» **What you will do**:
Pull every line holding the string "ProductImage" from the records below.

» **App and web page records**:
━━━

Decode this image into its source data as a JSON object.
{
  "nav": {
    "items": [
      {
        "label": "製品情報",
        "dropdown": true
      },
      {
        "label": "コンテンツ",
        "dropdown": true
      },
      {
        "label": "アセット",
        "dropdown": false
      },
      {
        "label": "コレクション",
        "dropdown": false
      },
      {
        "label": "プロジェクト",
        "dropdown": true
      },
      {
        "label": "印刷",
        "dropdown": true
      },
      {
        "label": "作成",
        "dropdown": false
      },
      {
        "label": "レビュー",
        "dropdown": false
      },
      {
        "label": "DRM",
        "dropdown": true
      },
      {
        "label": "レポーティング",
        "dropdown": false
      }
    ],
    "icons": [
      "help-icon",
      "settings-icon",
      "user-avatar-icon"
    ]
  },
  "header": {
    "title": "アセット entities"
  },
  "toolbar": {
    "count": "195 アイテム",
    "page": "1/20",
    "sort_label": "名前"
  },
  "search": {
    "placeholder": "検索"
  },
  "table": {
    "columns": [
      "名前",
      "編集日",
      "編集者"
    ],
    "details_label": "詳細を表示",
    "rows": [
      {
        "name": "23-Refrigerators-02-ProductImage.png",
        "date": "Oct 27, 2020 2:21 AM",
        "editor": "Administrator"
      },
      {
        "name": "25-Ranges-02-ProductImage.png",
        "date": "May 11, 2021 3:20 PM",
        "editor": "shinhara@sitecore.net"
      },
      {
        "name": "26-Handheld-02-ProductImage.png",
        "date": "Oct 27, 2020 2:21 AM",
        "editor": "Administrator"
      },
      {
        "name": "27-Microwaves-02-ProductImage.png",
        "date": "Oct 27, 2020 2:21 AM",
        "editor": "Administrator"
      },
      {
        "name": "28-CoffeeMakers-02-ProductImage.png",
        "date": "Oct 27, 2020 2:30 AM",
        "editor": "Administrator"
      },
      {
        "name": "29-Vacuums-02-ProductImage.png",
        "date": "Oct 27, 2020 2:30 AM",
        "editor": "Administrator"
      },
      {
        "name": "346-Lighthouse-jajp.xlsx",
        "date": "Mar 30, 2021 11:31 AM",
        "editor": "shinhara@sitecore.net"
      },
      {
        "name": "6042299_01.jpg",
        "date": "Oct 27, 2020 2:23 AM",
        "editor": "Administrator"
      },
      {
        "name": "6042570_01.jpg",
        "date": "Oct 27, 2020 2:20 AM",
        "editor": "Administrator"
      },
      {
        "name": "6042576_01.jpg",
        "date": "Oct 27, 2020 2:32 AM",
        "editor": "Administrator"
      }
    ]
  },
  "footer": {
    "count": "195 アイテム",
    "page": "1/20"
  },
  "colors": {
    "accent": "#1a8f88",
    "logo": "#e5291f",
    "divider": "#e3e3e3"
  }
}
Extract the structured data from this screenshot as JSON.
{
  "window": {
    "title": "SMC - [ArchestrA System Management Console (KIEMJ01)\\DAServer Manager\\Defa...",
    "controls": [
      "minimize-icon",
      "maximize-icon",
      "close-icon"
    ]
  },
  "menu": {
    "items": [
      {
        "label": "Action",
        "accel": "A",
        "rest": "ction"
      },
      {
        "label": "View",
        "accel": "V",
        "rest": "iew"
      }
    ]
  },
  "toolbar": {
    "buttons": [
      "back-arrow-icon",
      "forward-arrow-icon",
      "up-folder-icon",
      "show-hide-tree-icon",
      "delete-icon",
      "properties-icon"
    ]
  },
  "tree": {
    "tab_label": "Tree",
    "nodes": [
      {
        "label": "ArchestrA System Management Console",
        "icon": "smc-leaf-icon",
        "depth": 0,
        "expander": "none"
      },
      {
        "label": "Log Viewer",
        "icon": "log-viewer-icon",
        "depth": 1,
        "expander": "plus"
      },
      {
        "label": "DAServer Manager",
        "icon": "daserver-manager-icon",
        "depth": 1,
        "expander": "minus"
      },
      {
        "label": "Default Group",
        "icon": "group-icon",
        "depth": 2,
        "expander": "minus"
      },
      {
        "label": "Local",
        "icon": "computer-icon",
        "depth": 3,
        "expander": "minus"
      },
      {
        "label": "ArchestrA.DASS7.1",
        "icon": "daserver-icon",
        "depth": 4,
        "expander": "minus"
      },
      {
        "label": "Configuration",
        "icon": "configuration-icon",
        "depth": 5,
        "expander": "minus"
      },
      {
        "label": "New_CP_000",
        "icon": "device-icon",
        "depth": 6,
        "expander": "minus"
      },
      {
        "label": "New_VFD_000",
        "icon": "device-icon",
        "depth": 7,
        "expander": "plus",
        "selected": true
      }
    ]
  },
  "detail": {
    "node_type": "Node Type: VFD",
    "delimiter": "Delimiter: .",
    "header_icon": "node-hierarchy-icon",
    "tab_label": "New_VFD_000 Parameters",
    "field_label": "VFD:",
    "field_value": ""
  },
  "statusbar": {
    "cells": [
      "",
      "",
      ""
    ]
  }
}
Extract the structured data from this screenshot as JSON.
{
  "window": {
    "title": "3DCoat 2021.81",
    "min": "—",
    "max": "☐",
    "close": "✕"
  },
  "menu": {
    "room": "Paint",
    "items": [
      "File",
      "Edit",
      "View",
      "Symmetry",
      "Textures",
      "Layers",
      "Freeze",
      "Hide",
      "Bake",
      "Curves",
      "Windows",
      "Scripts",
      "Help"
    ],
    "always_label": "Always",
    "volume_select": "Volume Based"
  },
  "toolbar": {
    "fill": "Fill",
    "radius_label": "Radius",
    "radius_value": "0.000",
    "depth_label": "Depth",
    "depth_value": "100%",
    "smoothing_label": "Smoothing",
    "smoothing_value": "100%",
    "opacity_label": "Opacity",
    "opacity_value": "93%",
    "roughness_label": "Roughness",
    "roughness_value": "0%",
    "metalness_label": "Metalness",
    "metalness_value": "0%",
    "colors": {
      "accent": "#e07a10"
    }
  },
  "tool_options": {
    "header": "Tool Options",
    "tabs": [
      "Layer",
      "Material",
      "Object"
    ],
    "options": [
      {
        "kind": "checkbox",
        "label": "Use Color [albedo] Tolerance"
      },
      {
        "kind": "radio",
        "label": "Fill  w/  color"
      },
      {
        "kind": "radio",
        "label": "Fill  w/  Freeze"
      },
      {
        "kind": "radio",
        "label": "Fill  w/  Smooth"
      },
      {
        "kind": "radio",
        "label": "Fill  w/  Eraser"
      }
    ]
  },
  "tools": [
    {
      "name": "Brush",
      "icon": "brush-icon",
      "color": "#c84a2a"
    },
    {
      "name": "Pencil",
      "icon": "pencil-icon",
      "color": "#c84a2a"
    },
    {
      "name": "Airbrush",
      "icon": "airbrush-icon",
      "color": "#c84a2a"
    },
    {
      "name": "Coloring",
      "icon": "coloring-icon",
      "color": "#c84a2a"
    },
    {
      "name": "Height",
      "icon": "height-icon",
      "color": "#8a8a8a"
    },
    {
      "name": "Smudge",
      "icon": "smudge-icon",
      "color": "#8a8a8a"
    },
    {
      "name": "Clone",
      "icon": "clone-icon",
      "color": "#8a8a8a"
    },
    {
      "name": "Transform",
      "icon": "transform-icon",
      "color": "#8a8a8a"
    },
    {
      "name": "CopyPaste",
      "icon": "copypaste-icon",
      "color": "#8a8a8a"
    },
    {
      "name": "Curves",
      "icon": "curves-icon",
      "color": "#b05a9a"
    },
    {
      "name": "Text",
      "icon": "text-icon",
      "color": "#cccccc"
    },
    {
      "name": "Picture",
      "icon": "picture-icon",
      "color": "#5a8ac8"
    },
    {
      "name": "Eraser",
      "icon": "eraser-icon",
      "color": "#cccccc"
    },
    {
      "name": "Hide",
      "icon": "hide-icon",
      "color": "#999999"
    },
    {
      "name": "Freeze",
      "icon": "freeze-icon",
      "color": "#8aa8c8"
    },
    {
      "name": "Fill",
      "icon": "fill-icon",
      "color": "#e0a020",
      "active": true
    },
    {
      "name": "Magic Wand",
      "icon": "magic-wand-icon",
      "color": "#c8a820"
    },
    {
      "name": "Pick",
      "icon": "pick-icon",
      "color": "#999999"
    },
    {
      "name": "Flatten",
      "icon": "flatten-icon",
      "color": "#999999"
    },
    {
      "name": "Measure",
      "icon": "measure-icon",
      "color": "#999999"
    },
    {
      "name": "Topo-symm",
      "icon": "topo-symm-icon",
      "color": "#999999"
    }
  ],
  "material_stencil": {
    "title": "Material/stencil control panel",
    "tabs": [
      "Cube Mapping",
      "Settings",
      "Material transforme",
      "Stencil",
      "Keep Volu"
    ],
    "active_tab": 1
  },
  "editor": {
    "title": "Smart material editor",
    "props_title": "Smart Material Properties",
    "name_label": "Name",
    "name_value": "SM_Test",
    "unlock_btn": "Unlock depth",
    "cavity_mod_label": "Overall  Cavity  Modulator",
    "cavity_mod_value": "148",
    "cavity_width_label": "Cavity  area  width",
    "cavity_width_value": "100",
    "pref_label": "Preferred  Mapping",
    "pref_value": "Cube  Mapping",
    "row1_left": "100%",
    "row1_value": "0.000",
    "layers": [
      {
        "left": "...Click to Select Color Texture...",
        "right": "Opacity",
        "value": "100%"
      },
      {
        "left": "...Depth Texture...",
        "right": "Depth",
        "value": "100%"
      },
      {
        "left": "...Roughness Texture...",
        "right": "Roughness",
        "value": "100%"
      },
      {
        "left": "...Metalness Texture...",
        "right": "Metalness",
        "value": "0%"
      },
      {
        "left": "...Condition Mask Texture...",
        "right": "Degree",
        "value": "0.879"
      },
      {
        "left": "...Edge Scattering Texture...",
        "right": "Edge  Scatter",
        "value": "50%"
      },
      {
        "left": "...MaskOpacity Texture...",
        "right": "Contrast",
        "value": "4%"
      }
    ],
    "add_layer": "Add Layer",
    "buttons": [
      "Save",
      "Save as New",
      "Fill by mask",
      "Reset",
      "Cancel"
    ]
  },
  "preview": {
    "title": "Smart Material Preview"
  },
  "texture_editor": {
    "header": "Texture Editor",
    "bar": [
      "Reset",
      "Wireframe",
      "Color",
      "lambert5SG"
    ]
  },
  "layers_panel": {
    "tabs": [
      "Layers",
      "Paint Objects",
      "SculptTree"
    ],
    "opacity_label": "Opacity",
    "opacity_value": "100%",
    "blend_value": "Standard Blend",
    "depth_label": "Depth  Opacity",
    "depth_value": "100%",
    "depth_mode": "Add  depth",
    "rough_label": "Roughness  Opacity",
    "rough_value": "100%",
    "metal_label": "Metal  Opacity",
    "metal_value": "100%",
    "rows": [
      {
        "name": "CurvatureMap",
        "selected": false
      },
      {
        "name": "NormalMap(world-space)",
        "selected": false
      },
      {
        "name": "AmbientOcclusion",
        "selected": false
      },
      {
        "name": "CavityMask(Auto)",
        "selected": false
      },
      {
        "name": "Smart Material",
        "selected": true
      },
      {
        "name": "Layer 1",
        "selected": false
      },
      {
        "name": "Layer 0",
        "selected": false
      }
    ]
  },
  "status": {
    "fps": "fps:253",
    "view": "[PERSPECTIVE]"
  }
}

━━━

» **Problem solution**:
        "name": "23-Refrigerators-02-ProductImage.png",
        "name": "25-Ranges-02-ProductImage.png",
        "name": "26-Handheld-02-ProductImage.png",
        "name": "27-Microwaves-02-ProductImage.png",
        "name": "28-CoffeeMakers-02-ProductImage.png",
        "name": "29-Vacuums-02-ProductImage.png",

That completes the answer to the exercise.